Seventy years after he was shot and killed off the French coast, RAF pilot Wing Commander Brendan ‘Paddy’ Finucane was finally remembered by his old school this weekend.
A permanent memorial of his Spitfire plane with its distinctive shamrock livery was unveiled at O’Connell School on Dublin’s North Richmond Street yesterday.
Finucane was just 21 when his plane was straffed by enemy fire while on a raid in northern France on July 15th, 1942. He ditched his plane in the English Channel.
At the time of his death, he had downed 32 enemy aircraft, all achieved in just two years and was the youngest wing commander in the RAF.
Finucane’s achievements were all the more remarkable given his father Andy’s involvement in the Easter Rising where he was stationed in Boland’s Mill.
Dr Tony Connellan, the president of O’Connell School past pupils union, said Irish people owed their freedom to people like Brendan Finucane as much as they did those who had fought for Irish independence.
He told some 80 guests that the visit of Queen Elizabeth II had created the atmosphere to honour him and other Irishmen who had fought against fascism in the Second World War.
Representatives from the Irish Air Corps, the RAF and the Australian embassy (Finucane commanded an Australian squadron) attempted the unveiling ceremony.
The permanent memorial will be located in the school’s library.
The chief guest was the RAF air ace’s nephew Brendan Finucane QC, a judge in England. His father Raymond flew with bomber command during the Second World War.
Mr Finucane said his father had “quietly revered” his older brother who was a “most exceptional man” and he would have been proud of the commemoration.

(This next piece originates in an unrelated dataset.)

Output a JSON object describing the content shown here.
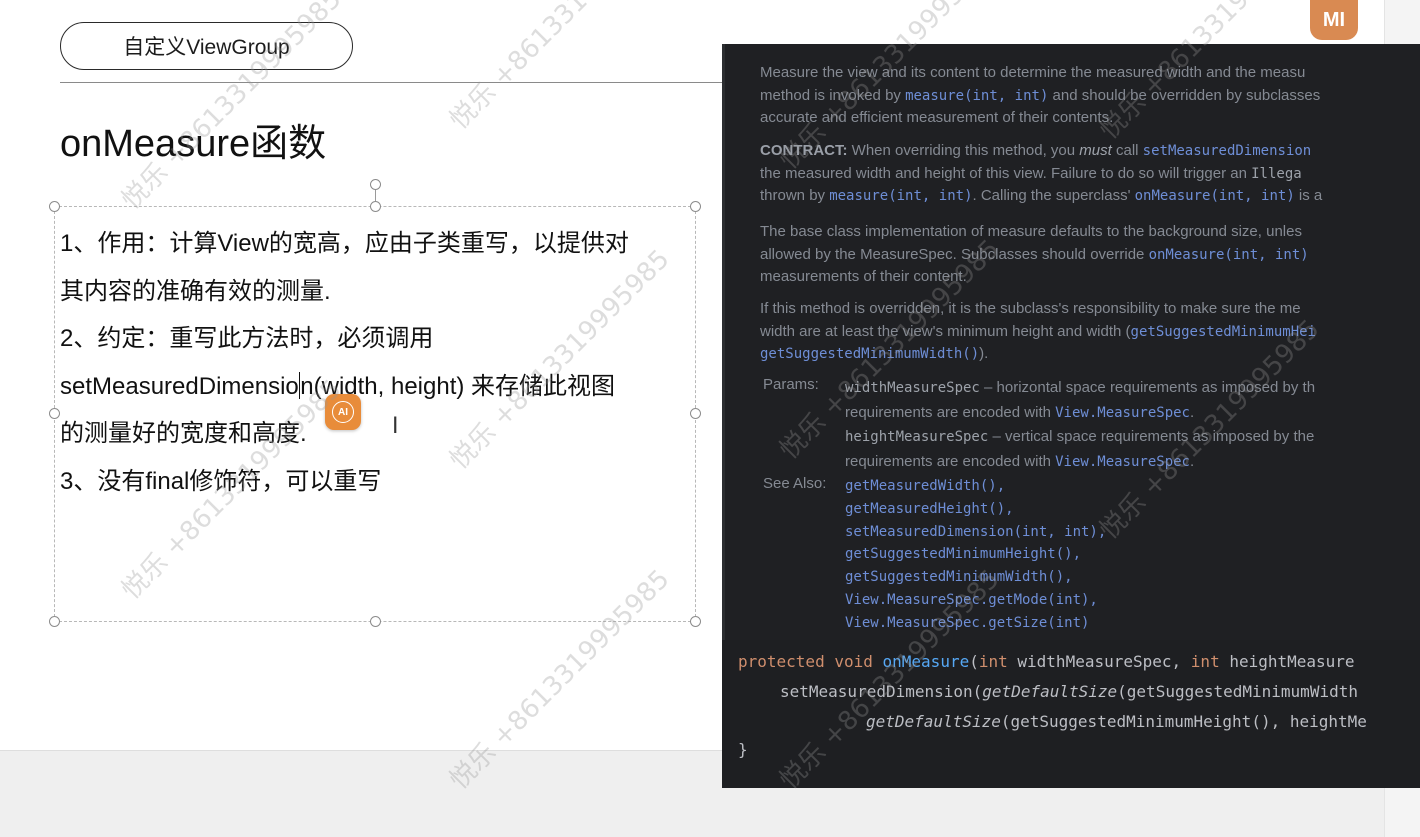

He described the memorial as a fitting tribute not only to his late uncle but all the Irishmen who gave their lives in the Second World War.